Muni Handlebars - BMX Style

I searched and searched but didn’t find anything like I have in mind.

I come from a BMX and MX background. I really like a wide bar that offers the benefit of lateral leverage.

I only see homemade Muni bars that are very skinny.

  1. Has anyone tried a wider BMXish style bar? Pics?

  2. Any thoughts on the benefits / disadvantages?

I feel the wider position would be awesome to torque up a hill for example, standing and pulling up on the opposite bar, like a BMX bike.

Thanks for help,


Most who use handlebars are either road riders or XCers. The bar is mostly used transfering weight off the seat.

There is little need for lateral leverage and if you have a large bar you are more likely to get tangled w/ it in a UPD.

There are a couple of people who have use a moderately sized bar for Muni that I can think of off the top of my head (corbin & turtle).

Thanks Buddy.
UPD might get gnarly…
Any links to corbin & turtle?


What advantages have people experienced with Muni Bars?

They work great but you have to lean into the turns.


You’ve been countering torque from your leg with your opposite side, but what tends to happen is that you force the handlebar down alternately as you pump your legs. If you had front suspension, you would watch the suspension squish… this is wasted energy that isn’t so visible while riding a bmx. Bmx uses bursts of power and intensity for what gets done with them so the loss of energy by pumping the bars isn’t relevant.

If you’re looking for some power advantage, drop your elbows and lean down, pull on the bars evenly on both sides toward your bellybutton you would lock out the smaller muscles, and use the more efficient and powerful larger muscle groups like the lats and traps to get more boost to the crank. You’ll notice the effect on steeper hills.

The wide bars may help power regardless of your technique. However, I have skinny handlebars on my uni to rest, or shift weight, or mount stuff. Most importantly, the bar must pass through my legs if I were to come off the front. I think a wide bar will trip you up on a UPD, by snagging one or both legs by the ankle and catapult you straight into the ground. I wouldn’t want wide bars for MUni or Flatland because of the need to bail. I blame handlebars for not always landing on my feet in a mountain bike crash.

I think the further away the handlebars are from the saddle is safest, and the more likely you can attain a 45 degree angle of your back is the most efficient. Triathlon aero bars are the best application, maybe drop bars. The forward lean of your torso allows better engagement of the glutes for power and efficiency. I think the KH bar is fantastic, and I wouldn’t go wider unless you’re touring with aero bars.

Comfort is the main advantage, allowing you to ride longer.


The reason a bike has wide bars is because you need leverage to angle the head tube to initiate a turn, whereas on a unicycle it takes far less effort to initiate a turn. On BMX, a wide bar allows aggresisve moves such as hopping, jumping, tricks, etc…

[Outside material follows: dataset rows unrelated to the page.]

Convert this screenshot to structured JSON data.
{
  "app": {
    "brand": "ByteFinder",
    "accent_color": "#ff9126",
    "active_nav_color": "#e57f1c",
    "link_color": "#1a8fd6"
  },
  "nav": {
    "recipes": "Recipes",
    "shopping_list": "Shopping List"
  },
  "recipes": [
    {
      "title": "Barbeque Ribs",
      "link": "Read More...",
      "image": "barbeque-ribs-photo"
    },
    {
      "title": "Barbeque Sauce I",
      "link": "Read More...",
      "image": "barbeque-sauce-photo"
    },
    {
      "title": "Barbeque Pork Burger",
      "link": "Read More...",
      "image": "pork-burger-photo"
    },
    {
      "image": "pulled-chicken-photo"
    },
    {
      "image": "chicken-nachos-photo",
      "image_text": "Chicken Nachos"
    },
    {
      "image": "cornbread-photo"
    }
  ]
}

A unicyle just doesn’t need so much bar, in fact a wide bar would be an overkil. Also, how would you manage one handed riding!

Like Corbin said, it’s more for comfort than control.

If you want more power, i.e control, and a standard nylon grab handle is not sufficient, then you need to look at single bar styled grab handles. I built one, as have others, some people swear by them :slight_smile:

Thanks all.
Very helpful.
I’m gunna make a set, not sure of design yet (prob one of the “post your home mades”)
How many here use a set for Muni?
And do they benefit your particular riding?

At least one person here uses a set for their muni.

Yes, it benefits my riding significantly!


For roads, I wouldn’t now ride long distances without my T-bar.

Offroad I don’t use a T-bar for hard technical downhill, where I prefer just the saddle handle and brake mount under that handle. That is a particular preference for me on Vancouver North Shore trails that have super tech sections, balance lines and bigger drops.

For all other kinds of XC muni, I really appreciate having my T-bar. It adds control and it adds a huge amount of comfort - it is fantastic to be able to ride all day and not be sore at the end. That is particularly the case on a geared uni but I’d suggest it to anyone for XC riding, geared or not. I suspect that this handle setup will eventually become much more ubiquitous than it is today.


Thats an interesting set of bars, but if you get a real supprise UPD as happens sometimes and get your legs trapped under the bars your going to end up with missing skin or worse: :astonished: You are creating the same danger that existed with the penny farthing :thinking: